journal contributionposted on 30.01.2019, 11:15 by Parviz Behrouzi, Jim McGuirk, C. Avenell
An experimental and computational fluid dynamics study is reported of supersonic jets issuing from a high-aspect-ratio rectangular convergent–divergent nozzle with and without a scarfed exit. Schlieren visualization and laser Doppler anemometry measurements captured near-field aerodynamic development of an unheated jet at overexpanded, design, and underexpanded conditions. Reynolds-averaged Navier–Stokes computational fluid dynamics predictions using an eddy viscosity closure (Spalart–Allmaras model) for clean and scarfed geometries were compared with measurements to examine the ability to capture nozzle scarfing effects. The measured plume shape for a scarfed nozzle was strongly affected at overexpanded conditions (a distorted four-lobe shape was observed), whereas a rectangular shape was retained for underexpanded flow although plume bifurcation occurred. The development of the plume shape and the mixing rate was a consequence of the strong vortices that occur with rectangular nozzles, with extra vortices introduced by scarfing. The nozzle exit static pressure changed dramatically when scarfing was added, influencing plume secondary flows and near-field development. The main features of scarfed jet development were predicted qualitatively correctly; the four-lobe overexpanded shape was reproduced but the strength of pressure-driven secondary velocities was overpredicted. The experimental data provided represent a challenging validation test case for computational fluid dynamics studies of three-dimensional supersonic jet plumes with scarfed interaction effects.

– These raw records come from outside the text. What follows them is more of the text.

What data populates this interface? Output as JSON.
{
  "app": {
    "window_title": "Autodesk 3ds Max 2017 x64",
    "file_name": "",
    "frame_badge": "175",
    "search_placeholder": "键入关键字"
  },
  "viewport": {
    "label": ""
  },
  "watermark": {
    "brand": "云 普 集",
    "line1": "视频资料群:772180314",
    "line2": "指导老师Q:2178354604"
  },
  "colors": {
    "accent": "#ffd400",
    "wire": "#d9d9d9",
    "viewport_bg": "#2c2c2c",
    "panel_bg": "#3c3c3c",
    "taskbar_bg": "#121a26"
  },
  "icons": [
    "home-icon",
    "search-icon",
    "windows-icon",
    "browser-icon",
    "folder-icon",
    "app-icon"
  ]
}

- Aeronautical, Automotive, Chemical and Materials Engineering
- Aeronautical and Automotive Engineering